Research Impact


Assessing quality of apprenticeships and work-related learning


12 December 2014


A conceptual framework for analysing apprenticeships has had major influence on how policymakers and practitioners understand the value and evaluation of apprenticeships, with significant benefits for thousands of apprentices.

Research by Professor Lorna Unwin (UCL Institute of Education) showed that instead of concentrating on grand policy and targets for trainee numbers, policymakers should focus on the quality of apprentices' learning experiences. Working with Professor Alison Fuller (now also of UCL), she developed the highly influential expansive-restrictive (E&R) conceptual framework for analysing apprenticeships.

Professors Unwin and Fuller identified 'expansive' apprenticeships as offering a detailed process of skill and knowledge acquisition through both workplace and off-the-job training by highly skilled staff. By contrast, a 'restrictive' apprenticeship is epitomised by a simplistic conversion of existing employees to apprentices, with the accrediting of pre-existing skills and little discernible change in capabilities.

As a result of this framework, thousands of apprentices and trainees benefited from improved training experiences, while many employers and apprenticeship providers evaluated their programmes more effectively. The research also had substantial influence on how policymakers understand apprenticeship and vocational education. Researchers have been invited to advise ministers; their work has been repeatedly cited in the House of Commons, and fed into the Conservative Party's Green Paper on Apprenticeship.

The researchers have been major contributors to a series of committees, including a Business, Innovation and Skills investigation into apprenticeships which cited several of their arguments, such as that the National Apprenticeship Service (NAS) had been given inappropriate objectives, and called for an urgent review of its objectives and priorities.

Professor Unwin served as a specialist adviser to the Commons Select Committee for Innovation, Universities, Science and Skills during its scrutiny of the Apprenticeship Bill. This appointment triggered the first public admission that 'conversions' made up seven in ten UK apprenticeships - an issue that the coalition government agreed to address following the Richard Review (2012), which endorsed Professors Unwin and Fuller's argument that there is a need for more meaningful off-site learning and called for an end to 'conversions'.
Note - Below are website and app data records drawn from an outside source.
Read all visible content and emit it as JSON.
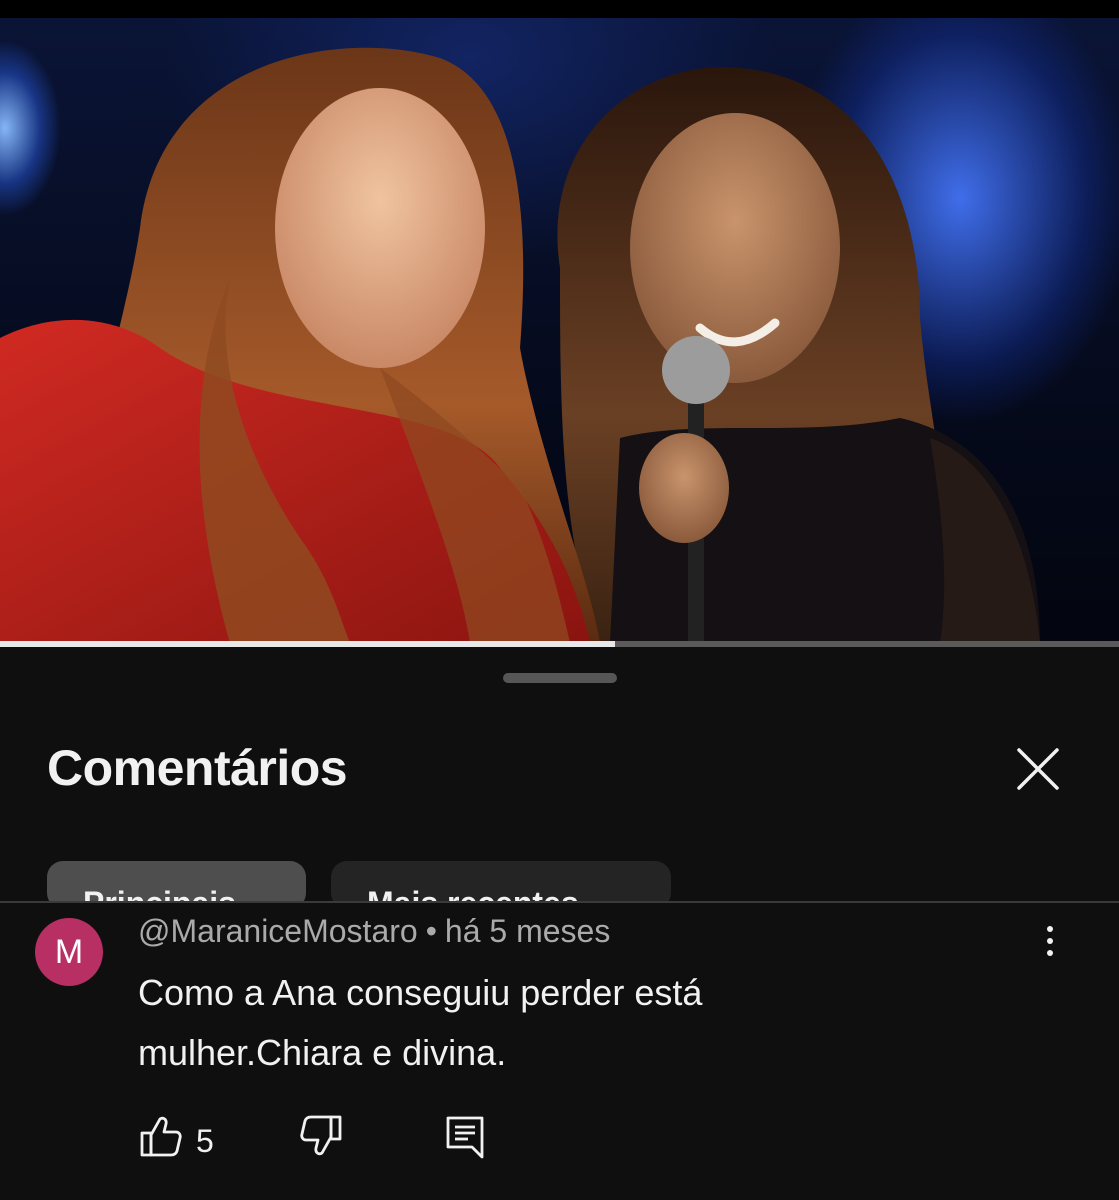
{
  "video": {
    "progress": 0.55,
    "scene": "video-frame-two-singers-on-stage"
  },
  "sheet": {
    "title": "Comentários",
    "close_icon": "close-icon"
  },
  "filters": [
    {
      "label": "Principais",
      "active": true
    },
    {
      "label": "Mais recentes",
      "active": false
    }
  ],
  "comment": {
    "avatar_letter": "M",
    "avatar_color": "#b72f63",
    "author": "@MaraniceMostaro",
    "separator": "•",
    "time": "há 5 meses",
    "text": "Como a Ana conseguiu perder está mulher.Chiara e divina.",
    "likes": "5",
    "icons": {
      "like": "thumbs-up-icon",
      "dislike": "thumbs-down-icon",
      "reply": "reply-comment-icon",
      "more": "more-vertical-icon"
    }
  }
}
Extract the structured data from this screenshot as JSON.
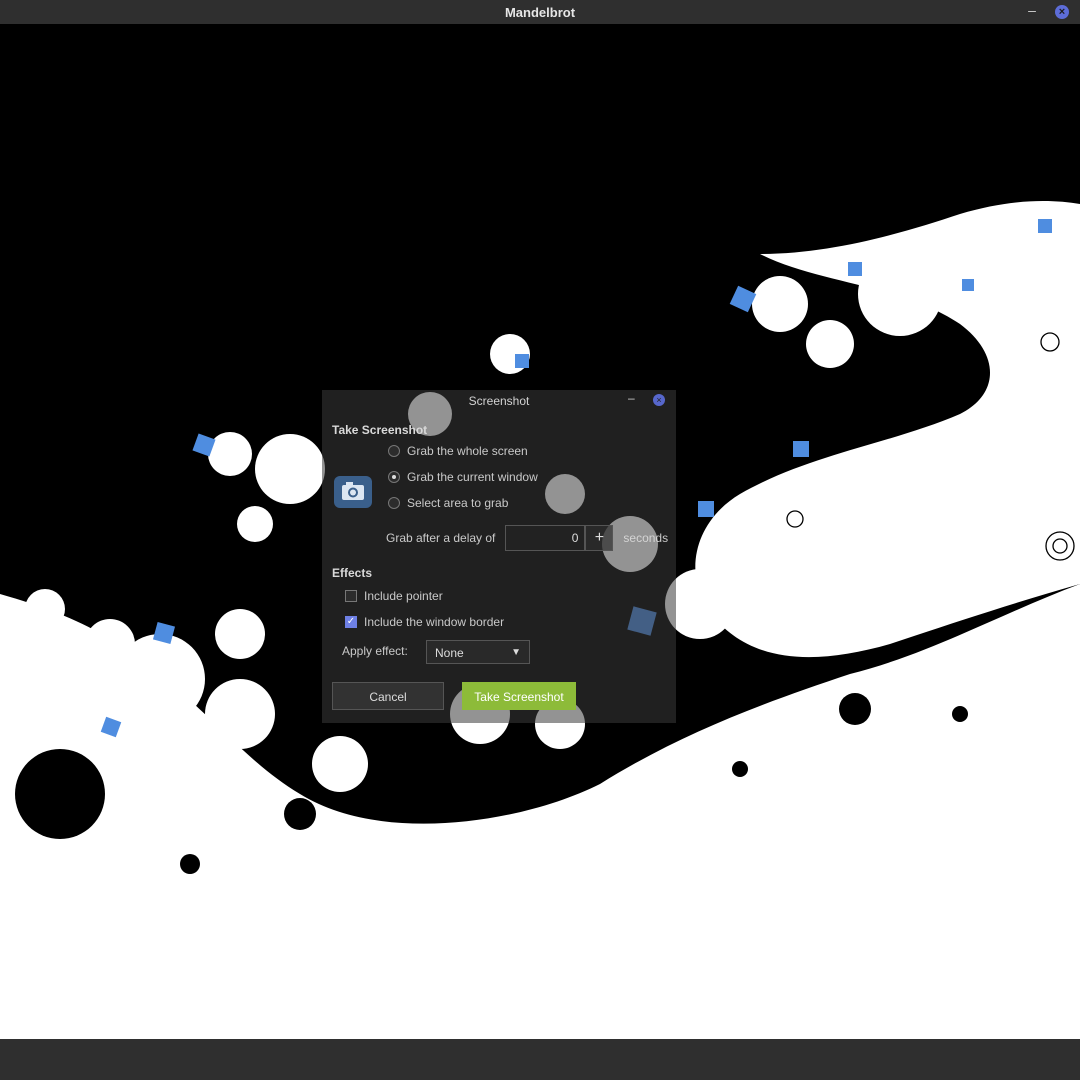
{
  "window": {
    "title": "Mandelbrot",
    "minimize_glyph": "–",
    "close_glyph": "×",
    "accent": "#5d6dd8"
  },
  "dialog": {
    "title": "Screenshot",
    "take_section_label": "Take Screenshot",
    "options": [
      "Grab the whole screen",
      "Grab the current window",
      "Select area to grab"
    ],
    "selected_option_index": 1,
    "delay_label": "Grab after a delay of",
    "delay_value": "0",
    "delay_plus": "+",
    "delay_unit": "seconds",
    "effects_section_label": "Effects",
    "include_pointer_label": "Include pointer",
    "include_pointer_checked": false,
    "include_border_label": "Include the window border",
    "include_border_checked": true,
    "apply_effect_label": "Apply effect:",
    "apply_effect_value": "None",
    "cancel_label": "Cancel",
    "take_label": "Take Screenshot",
    "take_color": "#8dbb39"
  },
  "icons": {
    "camera": "camera-icon",
    "close": "close-icon",
    "minimize": "minimize-icon",
    "dropdown": "chevron-down-icon"
  }
}
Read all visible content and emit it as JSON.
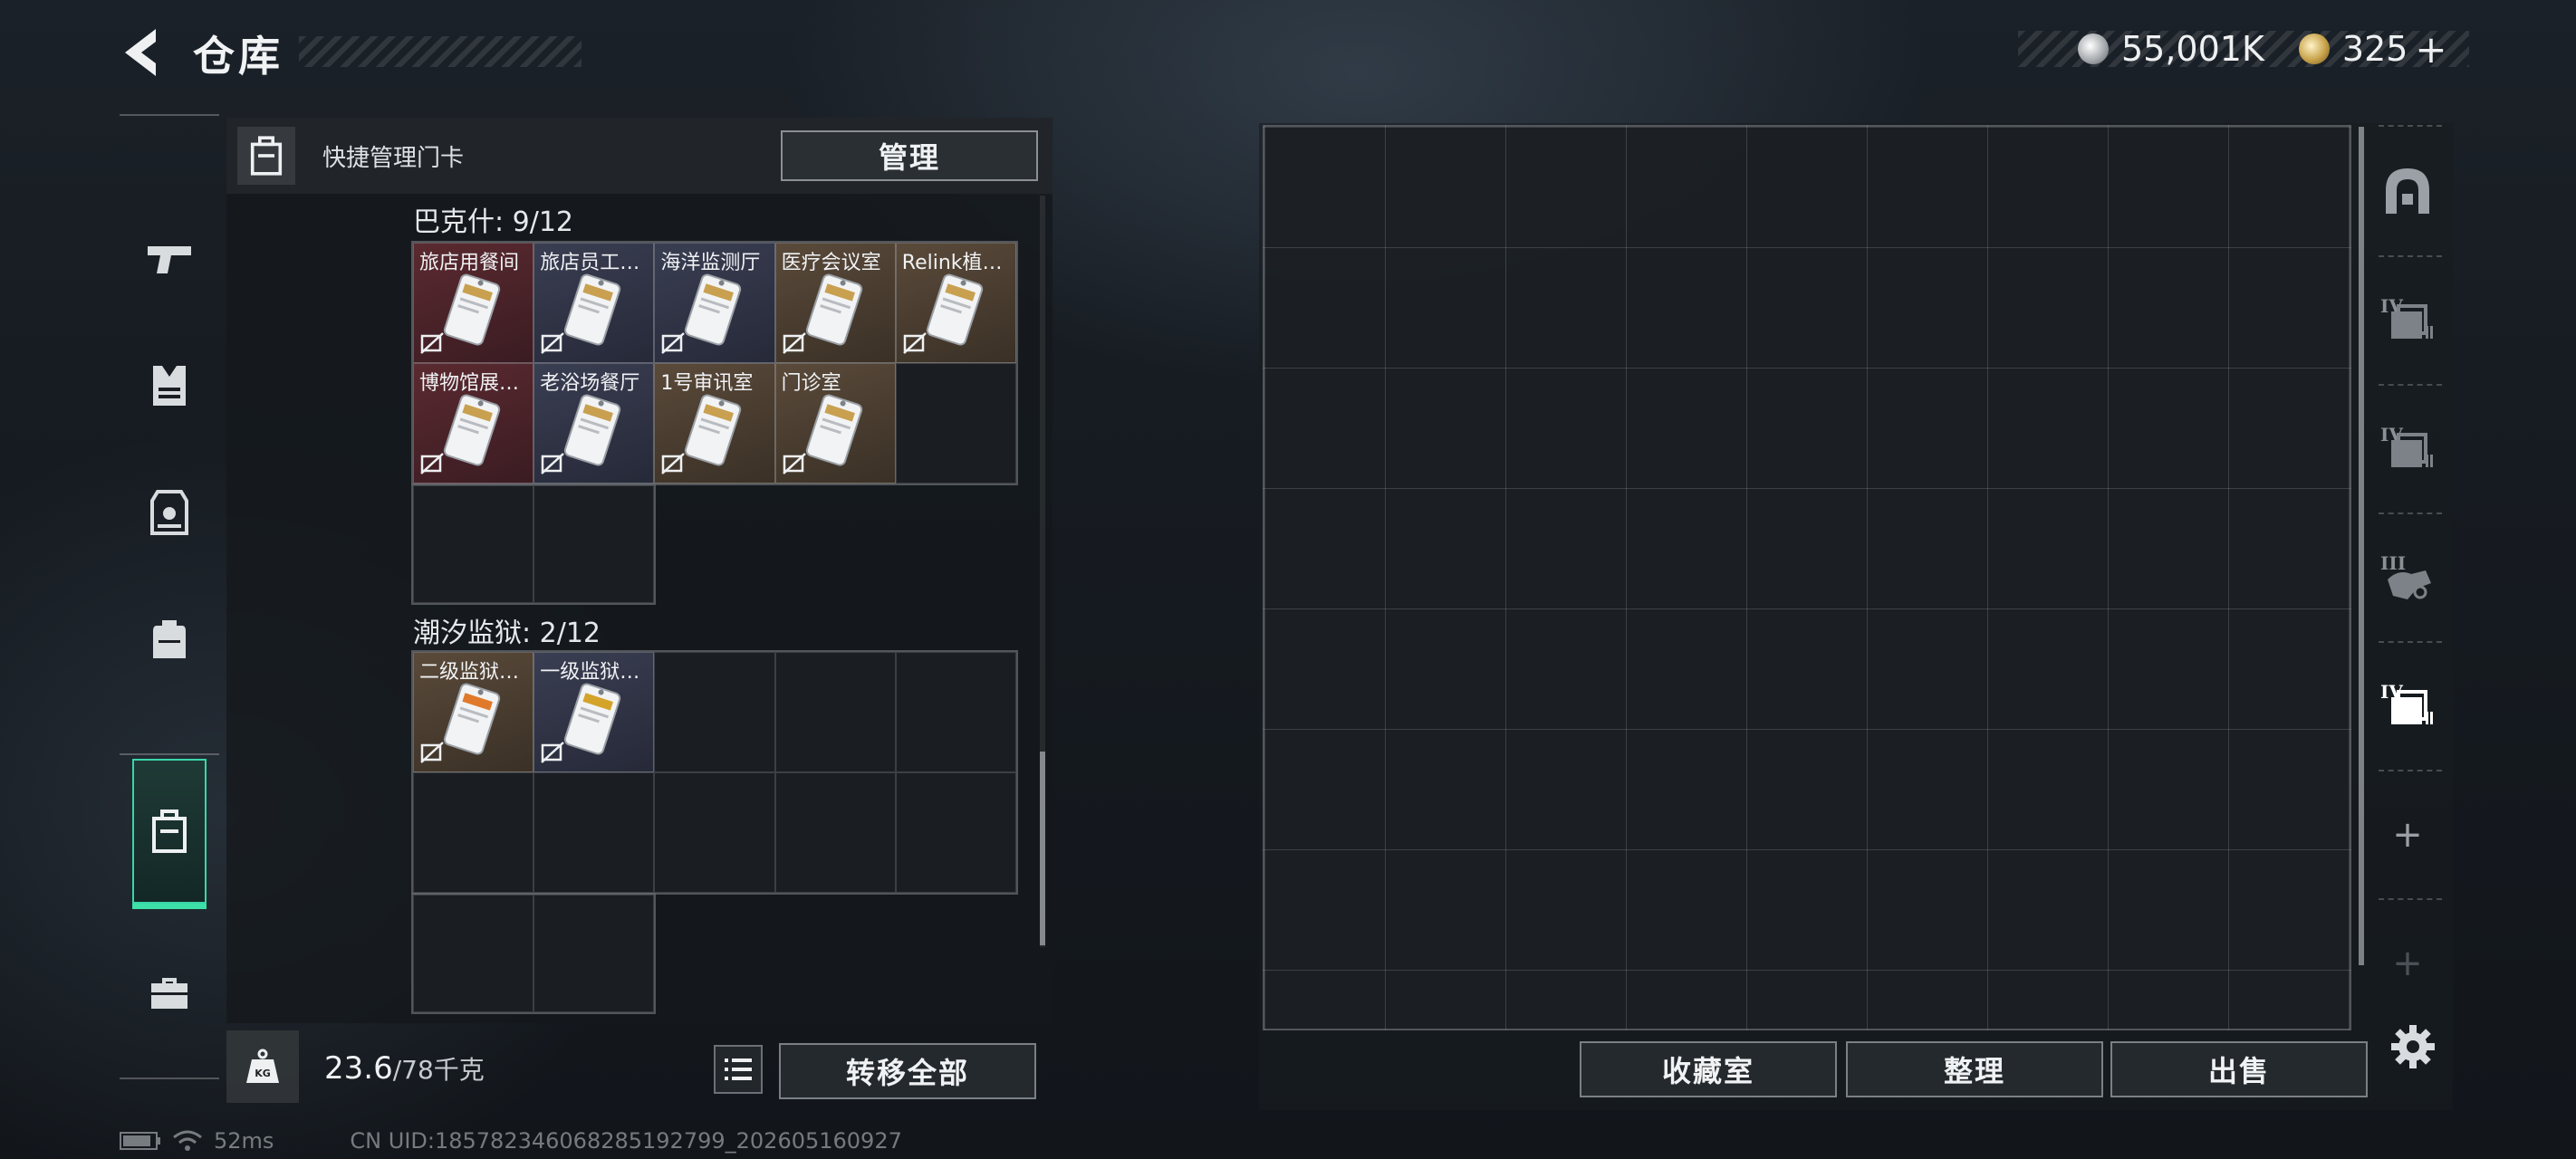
{
  "header": {
    "title": "仓库",
    "currency": {
      "silver": "55,001K",
      "gold": "325",
      "gold_add": "+"
    }
  },
  "left_nav": {
    "items": [
      {
        "icon": "pistol-icon"
      },
      {
        "icon": "vest-icon"
      },
      {
        "icon": "armor-plate-icon"
      },
      {
        "icon": "backpack-icon"
      },
      {
        "icon": "keycard-case-icon",
        "active": true
      },
      {
        "icon": "toolbox-icon"
      }
    ]
  },
  "inventory": {
    "header_label": "快捷管理门卡",
    "manage_label": "管理",
    "groups": [
      {
        "label": "巴克什: 9/12",
        "cards": [
          {
            "name": "旅店用餐间",
            "color": "red"
          },
          {
            "name": "旅店员工…",
            "color": "blue"
          },
          {
            "name": "海洋监测厅",
            "color": "blue"
          },
          {
            "name": "医疗会议室",
            "color": "brown"
          },
          {
            "name": "Relink植…",
            "color": "brown"
          },
          {
            "name": "博物馆展…",
            "color": "red"
          },
          {
            "name": "老浴场餐厅",
            "color": "blue"
          },
          {
            "name": "1号审讯室",
            "color": "brown"
          },
          {
            "name": "门诊室",
            "color": "brown"
          }
        ]
      },
      {
        "label": "潮汐监狱: 2/12",
        "cards": [
          {
            "name": "二级监狱…",
            "color": "brown"
          },
          {
            "name": "一级监狱…",
            "color": "blue"
          }
        ]
      }
    ],
    "weight": {
      "current": "23.6",
      "max": "/78千克"
    },
    "transfer_all_label": "转移全部"
  },
  "storage": {
    "buttons": {
      "collection": "收藏室",
      "organize": "整理",
      "sell": "出售"
    },
    "tabs": [
      {
        "icon": "stash-home-icon"
      },
      {
        "icon": "case-iv-icon",
        "roman": "IV"
      },
      {
        "icon": "case-iv-icon",
        "roman": "IV"
      },
      {
        "icon": "case-iii-icon",
        "roman": "III"
      },
      {
        "icon": "case-iv-icon",
        "roman": "IV",
        "active": true
      },
      {
        "icon": "plus-icon",
        "symbol": "+"
      },
      {
        "icon": "plus-icon",
        "symbol": "+"
      }
    ]
  },
  "status": {
    "ping": "52ms",
    "uid": "CN UID:185782346068285192799_202605160927"
  }
}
I've tried through my research and teaching to celebrate the great work of vocational teachers and trainers as well as those employers who are committed to high-quality workforce development including proper apprenticeships. - Professor Lorna Unwin

Professor Unwin was also appointed chair of independent Commission of Inquiry into the role of England's Group Training Associations in 2012, and the NAS subsequently began implementing the report recommendations. Her thinking on how the E&R framework can be applied in further education colleges has been endorsed by the Institute for Learning and promoted by several major associations of further education colleges.

The Chartered Institute for Personnel and Development (CIPD) has promoted the use of the E&R framework in its Guide for Employers: Apprenticeships that Work. The CIPD is the world's largest chartered human resource and development professional body, with more than 135,000 members in 120 countries. The framework was widely applied by employers such as Siemens, as well as public sector organisations, such as hospitals, and youth sector organisations such as Rathbone. Unionlearn, the TUC's learning and skills arm, also used the framework to promote high-quality apprenticeships.